The Center for Disease Control and Prevention reports someone loses a limb from diabetic complications every 20 seconds.
Diabetes causes a loss of sensation, leaving ulcers to go unnoticed and become infected. If not treated soon enough, the limb has to be amputated.
But doctors at the University of Arizona Medical Center, in Tucson, Arizona, have found a way to prevent the development of these ulcers, and it's as simple as putting on a pair of socks.
'Smart Socks' use fiber optics and sensors to monitor pressures in the patient's feet.
"These Smart Sox were designed to identify both locations of the foot and ranges of motion that could be problematic. We can then get information to can give us a warning sign of hotspots, which cause complications" said Dr. Bijan Najafi of The University of Arizona Medical Center.
Foot ulcers affect many of the nearly 26 million people in the US suffering from diabetes.
"It's among the most common reasons that someone with diabetes will be admitted to the hospital; not the heart attack, not the stroke, not the high blood sugar, but a foot problem," said Dr. David Armstrong.
Dr. Armstrong heads the University's Southern Arizona Limb Salvage Alliance, an organization dedicated to preventing amputations in diabetes patients. His patients are especially grateful for the advancements made by the group.
Donna Flinz suffers from neuropathy, and has lost all sensation in her feet.
"I have no idea what's going on down there. I could cut myself easily, I could jab myself with a stone. There's just so much going on down there that I don't know because my nerve endings are basically destroyed. So the socks will do that for me. It tells me what my feet should've told me," said Flinz
Patient Carlos Davila is a flight attendant, and works on his feet for hours each week. He is worried about the possibility of diabetic foot ulcers.
"My father and my brother both lost legs to diabetes so I try to keep a real close eye on it, " said Davila.
The socks draw their inspiration from video game technology, using aspects of virtual reality to draw medical conclusions.
"PlayStation isn't just for kids anymore. These technologies are completely changing the game," said Dr. Armstrong.
The socks came to light through the medical expertise of Dr. Armstrong, and the engineering expertise of Dr. Najafi. They believe the socks are just the beginning of a new future in disease prevention.

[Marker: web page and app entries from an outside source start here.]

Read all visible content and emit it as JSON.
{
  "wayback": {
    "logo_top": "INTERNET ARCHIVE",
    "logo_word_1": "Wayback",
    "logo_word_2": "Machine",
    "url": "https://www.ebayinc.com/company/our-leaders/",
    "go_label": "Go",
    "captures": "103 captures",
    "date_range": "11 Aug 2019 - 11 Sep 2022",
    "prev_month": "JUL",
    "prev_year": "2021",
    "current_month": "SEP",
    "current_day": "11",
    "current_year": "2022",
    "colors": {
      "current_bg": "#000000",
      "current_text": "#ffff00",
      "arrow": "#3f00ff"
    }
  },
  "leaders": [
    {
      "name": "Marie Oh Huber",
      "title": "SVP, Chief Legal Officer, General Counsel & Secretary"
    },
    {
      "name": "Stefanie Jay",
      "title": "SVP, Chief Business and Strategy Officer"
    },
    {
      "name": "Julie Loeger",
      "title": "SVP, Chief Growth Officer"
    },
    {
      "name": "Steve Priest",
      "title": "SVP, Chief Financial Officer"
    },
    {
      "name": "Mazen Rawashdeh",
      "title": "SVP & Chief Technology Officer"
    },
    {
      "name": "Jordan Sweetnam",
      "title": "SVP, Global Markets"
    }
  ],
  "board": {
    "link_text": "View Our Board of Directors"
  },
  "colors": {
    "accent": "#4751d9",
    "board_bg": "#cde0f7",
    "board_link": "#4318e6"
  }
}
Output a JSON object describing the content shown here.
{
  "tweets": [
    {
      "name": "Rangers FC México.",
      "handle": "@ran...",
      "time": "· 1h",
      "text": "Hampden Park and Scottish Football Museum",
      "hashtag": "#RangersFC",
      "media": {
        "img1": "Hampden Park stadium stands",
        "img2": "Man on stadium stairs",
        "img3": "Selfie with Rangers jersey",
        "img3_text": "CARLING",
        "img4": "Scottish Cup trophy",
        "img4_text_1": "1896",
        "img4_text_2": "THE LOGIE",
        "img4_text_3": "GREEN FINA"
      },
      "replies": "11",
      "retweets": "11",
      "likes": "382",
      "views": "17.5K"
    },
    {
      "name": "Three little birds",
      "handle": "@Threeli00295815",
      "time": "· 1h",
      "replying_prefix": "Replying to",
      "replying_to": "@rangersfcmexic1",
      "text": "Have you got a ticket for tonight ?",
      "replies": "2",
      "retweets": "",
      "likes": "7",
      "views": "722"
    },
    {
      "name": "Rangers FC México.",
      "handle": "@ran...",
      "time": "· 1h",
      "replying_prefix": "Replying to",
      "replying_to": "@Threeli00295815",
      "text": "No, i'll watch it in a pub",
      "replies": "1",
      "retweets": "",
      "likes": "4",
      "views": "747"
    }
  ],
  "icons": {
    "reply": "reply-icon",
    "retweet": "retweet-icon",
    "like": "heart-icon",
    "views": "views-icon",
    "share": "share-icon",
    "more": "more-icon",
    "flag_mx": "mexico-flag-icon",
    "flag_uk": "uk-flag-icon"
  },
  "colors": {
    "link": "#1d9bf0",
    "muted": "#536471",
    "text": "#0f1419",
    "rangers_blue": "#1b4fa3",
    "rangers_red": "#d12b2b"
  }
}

"We're starting to see medical tech and consumer tech merge. And this year, it's been happening more than any other year in our existence," said Dr. Armstrong.
The study is funded by the Qatar National Research Fund, which donated more than $2 million in grants to the University.
Researchers expect Smart Socks to be available to the public by 2019.
Aalia Shaheed is part of the Junior Reporter program at Fox News. Get more information on the program here and follow them on Twitter: @FNCJrReporters